=== Supplied data ===

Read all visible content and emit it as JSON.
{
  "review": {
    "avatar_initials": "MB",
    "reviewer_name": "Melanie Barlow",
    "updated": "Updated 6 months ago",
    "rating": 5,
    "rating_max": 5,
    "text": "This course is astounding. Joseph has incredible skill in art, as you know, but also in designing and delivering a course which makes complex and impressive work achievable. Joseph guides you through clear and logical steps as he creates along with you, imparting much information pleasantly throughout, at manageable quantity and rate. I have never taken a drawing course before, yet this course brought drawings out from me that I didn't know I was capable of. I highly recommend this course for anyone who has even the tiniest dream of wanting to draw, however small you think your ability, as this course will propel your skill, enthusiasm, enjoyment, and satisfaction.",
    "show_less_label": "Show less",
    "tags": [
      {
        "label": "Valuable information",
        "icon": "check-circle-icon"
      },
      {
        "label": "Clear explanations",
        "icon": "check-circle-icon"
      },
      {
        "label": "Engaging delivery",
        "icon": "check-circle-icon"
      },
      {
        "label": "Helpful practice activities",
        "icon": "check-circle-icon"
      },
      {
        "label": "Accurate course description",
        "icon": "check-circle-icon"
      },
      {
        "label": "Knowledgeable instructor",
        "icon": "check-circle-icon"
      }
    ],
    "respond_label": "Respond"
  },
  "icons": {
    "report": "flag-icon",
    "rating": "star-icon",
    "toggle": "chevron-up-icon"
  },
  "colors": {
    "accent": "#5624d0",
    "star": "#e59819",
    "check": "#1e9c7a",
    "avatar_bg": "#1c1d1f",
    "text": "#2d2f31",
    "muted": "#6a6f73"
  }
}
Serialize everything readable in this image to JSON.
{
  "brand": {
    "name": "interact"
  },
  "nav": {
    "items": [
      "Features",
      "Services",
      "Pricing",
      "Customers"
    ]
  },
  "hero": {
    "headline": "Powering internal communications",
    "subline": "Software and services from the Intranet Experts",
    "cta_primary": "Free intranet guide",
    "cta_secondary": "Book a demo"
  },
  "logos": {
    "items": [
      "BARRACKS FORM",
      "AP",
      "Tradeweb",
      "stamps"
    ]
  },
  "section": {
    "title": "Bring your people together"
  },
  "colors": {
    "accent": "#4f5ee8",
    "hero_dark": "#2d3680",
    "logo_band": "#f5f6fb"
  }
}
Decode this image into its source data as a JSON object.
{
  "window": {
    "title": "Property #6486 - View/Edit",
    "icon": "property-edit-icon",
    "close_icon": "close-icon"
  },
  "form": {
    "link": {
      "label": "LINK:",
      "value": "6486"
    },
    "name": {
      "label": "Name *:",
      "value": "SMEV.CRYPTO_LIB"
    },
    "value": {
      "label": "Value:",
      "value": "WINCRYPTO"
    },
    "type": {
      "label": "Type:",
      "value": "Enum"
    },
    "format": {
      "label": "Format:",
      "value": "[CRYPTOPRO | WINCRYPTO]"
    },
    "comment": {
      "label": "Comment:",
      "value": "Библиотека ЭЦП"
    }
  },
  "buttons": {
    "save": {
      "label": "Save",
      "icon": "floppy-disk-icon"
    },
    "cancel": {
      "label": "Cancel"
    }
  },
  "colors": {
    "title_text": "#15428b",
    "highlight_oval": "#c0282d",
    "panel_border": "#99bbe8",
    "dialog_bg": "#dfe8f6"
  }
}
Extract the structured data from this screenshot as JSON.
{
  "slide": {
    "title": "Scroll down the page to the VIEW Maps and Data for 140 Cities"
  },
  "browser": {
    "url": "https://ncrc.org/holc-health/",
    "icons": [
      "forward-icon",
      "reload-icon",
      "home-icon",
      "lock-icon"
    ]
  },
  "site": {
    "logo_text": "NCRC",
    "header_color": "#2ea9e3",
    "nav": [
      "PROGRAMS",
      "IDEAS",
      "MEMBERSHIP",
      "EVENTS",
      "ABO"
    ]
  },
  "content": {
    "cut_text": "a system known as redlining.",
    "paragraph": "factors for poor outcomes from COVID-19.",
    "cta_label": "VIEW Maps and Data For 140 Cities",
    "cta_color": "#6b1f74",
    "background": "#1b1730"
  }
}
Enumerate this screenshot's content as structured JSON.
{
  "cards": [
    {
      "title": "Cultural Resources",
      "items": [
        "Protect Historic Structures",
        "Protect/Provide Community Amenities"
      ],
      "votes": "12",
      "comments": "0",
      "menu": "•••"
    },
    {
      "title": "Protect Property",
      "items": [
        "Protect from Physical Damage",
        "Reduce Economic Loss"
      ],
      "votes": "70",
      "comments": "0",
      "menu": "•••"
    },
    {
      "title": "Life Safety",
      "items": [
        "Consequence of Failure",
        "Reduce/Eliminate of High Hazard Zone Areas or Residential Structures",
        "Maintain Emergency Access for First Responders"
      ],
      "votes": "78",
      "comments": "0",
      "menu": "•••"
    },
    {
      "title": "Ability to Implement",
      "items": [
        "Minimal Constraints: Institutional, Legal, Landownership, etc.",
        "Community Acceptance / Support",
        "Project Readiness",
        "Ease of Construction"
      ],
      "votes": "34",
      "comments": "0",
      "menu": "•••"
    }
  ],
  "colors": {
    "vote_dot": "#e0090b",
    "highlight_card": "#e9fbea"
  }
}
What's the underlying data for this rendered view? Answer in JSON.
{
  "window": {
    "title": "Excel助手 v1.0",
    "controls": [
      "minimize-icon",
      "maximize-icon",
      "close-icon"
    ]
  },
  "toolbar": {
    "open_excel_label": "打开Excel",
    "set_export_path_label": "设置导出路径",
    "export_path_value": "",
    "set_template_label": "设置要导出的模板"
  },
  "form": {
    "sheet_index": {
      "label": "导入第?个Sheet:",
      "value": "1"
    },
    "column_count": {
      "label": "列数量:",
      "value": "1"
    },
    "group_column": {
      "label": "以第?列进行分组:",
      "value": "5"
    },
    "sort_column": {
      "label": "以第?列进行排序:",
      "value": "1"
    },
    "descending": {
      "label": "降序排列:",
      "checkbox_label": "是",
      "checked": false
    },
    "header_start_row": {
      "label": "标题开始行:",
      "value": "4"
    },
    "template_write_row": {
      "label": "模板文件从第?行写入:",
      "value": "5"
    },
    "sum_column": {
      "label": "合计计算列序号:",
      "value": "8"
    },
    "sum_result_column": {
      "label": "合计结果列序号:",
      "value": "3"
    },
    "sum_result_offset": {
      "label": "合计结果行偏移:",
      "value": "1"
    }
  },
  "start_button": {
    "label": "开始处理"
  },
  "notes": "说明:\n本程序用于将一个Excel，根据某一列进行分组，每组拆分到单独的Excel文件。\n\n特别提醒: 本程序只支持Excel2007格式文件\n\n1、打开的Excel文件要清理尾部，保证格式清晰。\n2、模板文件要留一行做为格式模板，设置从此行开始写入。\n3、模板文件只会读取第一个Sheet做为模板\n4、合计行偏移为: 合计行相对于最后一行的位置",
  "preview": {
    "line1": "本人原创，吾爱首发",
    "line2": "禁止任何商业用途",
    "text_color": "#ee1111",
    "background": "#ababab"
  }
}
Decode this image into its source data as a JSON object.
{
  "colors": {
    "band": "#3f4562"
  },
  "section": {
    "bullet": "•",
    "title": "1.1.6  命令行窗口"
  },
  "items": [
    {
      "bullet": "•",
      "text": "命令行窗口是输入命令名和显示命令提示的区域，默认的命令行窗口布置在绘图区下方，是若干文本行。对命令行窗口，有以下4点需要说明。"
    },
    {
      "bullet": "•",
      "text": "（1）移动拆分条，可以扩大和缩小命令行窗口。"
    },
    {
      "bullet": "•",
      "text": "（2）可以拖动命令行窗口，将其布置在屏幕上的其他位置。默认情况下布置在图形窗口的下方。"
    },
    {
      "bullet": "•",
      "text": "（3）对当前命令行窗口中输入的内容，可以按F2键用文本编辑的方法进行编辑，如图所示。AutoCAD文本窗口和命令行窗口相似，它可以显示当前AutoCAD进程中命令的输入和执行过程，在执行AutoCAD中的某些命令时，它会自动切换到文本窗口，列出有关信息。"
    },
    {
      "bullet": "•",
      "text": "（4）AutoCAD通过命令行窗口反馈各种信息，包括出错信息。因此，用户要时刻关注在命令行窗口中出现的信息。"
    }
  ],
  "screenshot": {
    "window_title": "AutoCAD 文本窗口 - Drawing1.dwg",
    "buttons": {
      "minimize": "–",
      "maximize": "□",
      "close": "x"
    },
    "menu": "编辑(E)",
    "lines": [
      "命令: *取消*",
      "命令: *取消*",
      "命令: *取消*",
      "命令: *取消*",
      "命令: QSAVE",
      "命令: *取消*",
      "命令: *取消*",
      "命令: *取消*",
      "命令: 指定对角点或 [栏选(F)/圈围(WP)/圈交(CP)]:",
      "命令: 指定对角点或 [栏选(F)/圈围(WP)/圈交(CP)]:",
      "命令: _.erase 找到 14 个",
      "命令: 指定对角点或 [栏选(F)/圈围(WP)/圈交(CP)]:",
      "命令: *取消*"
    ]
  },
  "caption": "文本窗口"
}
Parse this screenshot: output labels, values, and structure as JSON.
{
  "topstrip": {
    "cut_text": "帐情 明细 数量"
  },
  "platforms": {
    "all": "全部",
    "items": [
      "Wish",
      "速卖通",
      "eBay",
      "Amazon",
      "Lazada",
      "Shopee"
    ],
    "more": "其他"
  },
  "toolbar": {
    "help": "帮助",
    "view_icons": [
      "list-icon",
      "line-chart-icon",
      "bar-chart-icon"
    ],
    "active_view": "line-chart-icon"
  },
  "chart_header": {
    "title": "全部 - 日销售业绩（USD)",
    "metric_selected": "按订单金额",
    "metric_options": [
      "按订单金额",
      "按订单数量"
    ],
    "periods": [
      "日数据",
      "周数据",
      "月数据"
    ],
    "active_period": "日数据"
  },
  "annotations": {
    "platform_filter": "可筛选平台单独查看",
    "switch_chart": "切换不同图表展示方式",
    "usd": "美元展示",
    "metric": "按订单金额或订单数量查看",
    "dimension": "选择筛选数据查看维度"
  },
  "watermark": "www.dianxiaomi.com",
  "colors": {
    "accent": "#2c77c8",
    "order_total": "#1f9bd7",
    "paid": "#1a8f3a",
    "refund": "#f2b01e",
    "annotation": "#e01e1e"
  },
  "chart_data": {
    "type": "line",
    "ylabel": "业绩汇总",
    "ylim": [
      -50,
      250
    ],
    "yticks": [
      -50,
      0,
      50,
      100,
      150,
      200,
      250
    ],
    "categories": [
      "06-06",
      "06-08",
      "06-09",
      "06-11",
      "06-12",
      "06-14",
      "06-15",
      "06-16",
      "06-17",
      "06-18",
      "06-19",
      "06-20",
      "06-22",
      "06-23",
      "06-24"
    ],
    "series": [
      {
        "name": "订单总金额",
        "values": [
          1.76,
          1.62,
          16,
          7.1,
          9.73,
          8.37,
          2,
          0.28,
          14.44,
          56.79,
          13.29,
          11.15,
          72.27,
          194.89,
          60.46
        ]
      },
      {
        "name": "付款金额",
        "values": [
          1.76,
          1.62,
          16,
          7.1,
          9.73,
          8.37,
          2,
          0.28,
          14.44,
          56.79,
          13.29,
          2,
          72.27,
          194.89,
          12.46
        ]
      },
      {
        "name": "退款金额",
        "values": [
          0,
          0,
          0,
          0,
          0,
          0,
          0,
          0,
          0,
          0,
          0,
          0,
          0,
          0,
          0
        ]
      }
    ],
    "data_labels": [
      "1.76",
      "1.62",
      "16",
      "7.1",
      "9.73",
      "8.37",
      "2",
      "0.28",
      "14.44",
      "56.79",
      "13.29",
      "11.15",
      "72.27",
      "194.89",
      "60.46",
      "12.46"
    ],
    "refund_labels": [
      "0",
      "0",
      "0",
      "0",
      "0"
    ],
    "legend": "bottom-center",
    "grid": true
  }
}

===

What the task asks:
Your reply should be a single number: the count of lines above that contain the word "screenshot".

Response to the exercise:
4